Could there be someone greater than ourselves who created us with a built-in desire for friendship, brotherhood, and community and dare I say, a homing device that draws our hearts to him? What would our world look like if we actually pursued good will and the Christmas spirit for no other reason than out of gratitude to our creator who gives us everything? Ah, but then we would need to believe in this person? Seems we need to believe in something one way or the other.

I know, I know, lots of questions. Tell me, what do you think?

Just when you thought…

Our kids are taught a new virtue each month in their Orchard Kids Wahabu class. This month the virtue is generosity. In combination with the grown up church, the kids are also learning about the clean water crises around the world. They talked in small group about what they could do to help whether it was give something from their piggy bank or maybe give up a Christmas gift and ask mom & dad to donate that money toward the clean water project.

So Doug gets a note from Maddie saying she would like to give up the Panda she was asking for and would we donate that money to the water project?

Of course we couldn’t have afforded the $60 Panda anyway but we will happily donate a portion of her Christmas gift budget.

Moms, gifts, and Christmas guilt

I received a Christmas-themed email survey the other day. You know the ones where you copy and paste it onto a new email, type over the sender’s answers and forward along. I love those. Seriously I do. One question is nagging at me tonight. It was “Worst thing about this time of year”. My answer was “feeling guilty about the things I didn’t get done”.

Tonight, Maddie is having more insomnia. She and I talked in her room for about 30 minutes and along with discovering the source of her insomnia she informs me that she’d like to have a Barbie cruise ship. I believe “Party Ship” is the correct name. She says it has a pool on it, beds, and a buffet. A buffet? Really? Shoot. I’D get a Barbie party ship in that case. $70. Seriously $70. Plus also, she’d like the Alive Panda which is technically called the WowWee Alive Cubs Panda. Um, yeah $60. Aside from being monstrously out of our budget, I know darn well if we were to get one for Maddie, Annaliese and JD would want one too.

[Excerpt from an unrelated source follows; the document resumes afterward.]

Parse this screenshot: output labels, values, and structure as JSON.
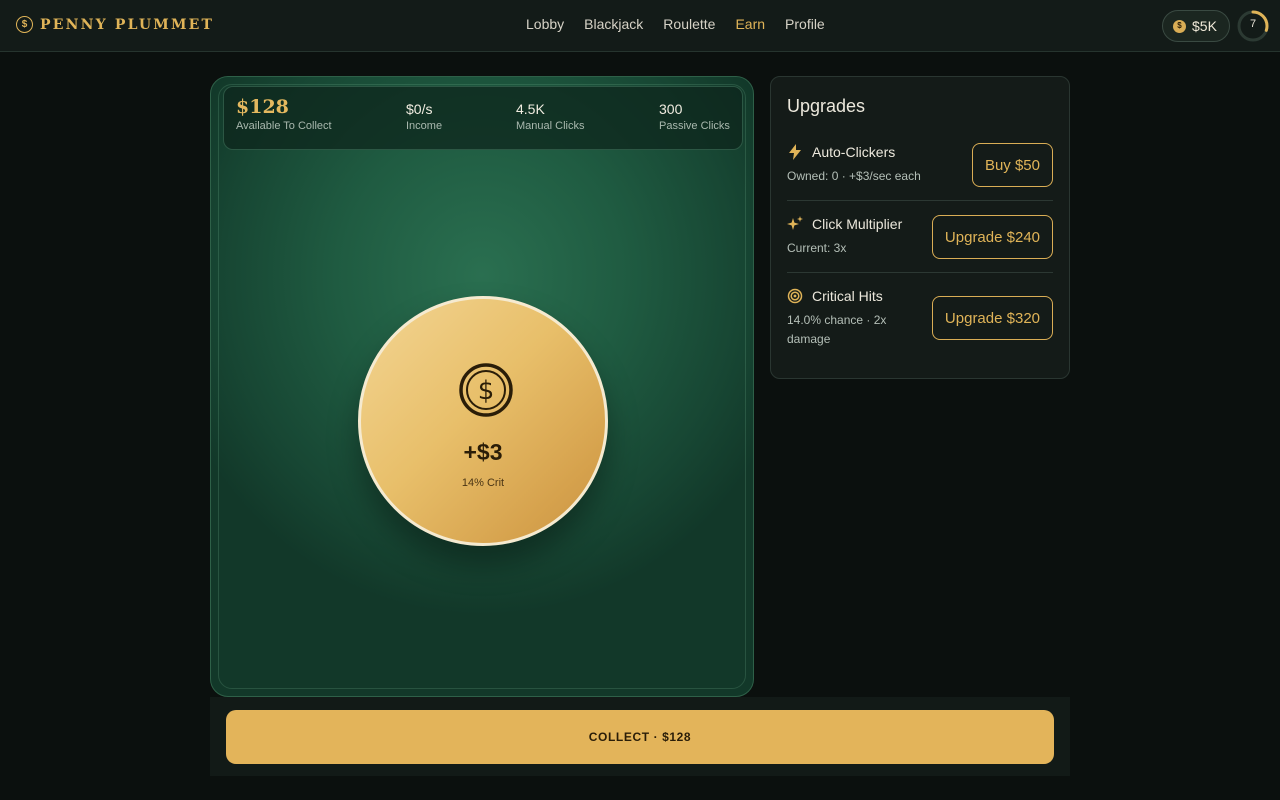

Well, JD wouldn’t want the cruise ship. Just a missile system to sink it. That’s another story. 

Let’s bring it back to our actual budget. If I get Maddie a Shimmer Princess Belle doll and Annaliese gets an Aurora (Sleeping Beauty) doll, they will each want the other’s doll even though I know Maddie has been obsessed with Belle for a year and Annaliese with Sleeping Beauty. I know full well that if I get JD and Annaliese a couple of Thomas and Friends engines, Maddie will want one — even if she doesn’t like to play with them as much as the younger ones. We can’t get 3 of everything and I get that they need to learn to like what they get(which, really they are always thankful).

What I’m confessing is that in these situations, I don’t want to be the mom. I want to be the fun aunt that gives and leaves. I don’t want to teach anyone about sharing or respecting another’s stuff. I’m tired of the whining. I’m tired of not being able to get everything they want even though I know it still wouldn’t satisfy them. Crap. Now I’M whining. And I know the kids will get over it and move on with their lives but I’m just that neurotic to mull this over in my mind for years about how I failed to give them the coolest toy ever. I can’t take that much guilt and pressure.

OK now that I’ve spewed that out, I will be praying for Santa to actually exist and surprise us all with cool expensive toys that will sit on my driveway some summer with a $2 price tag on it.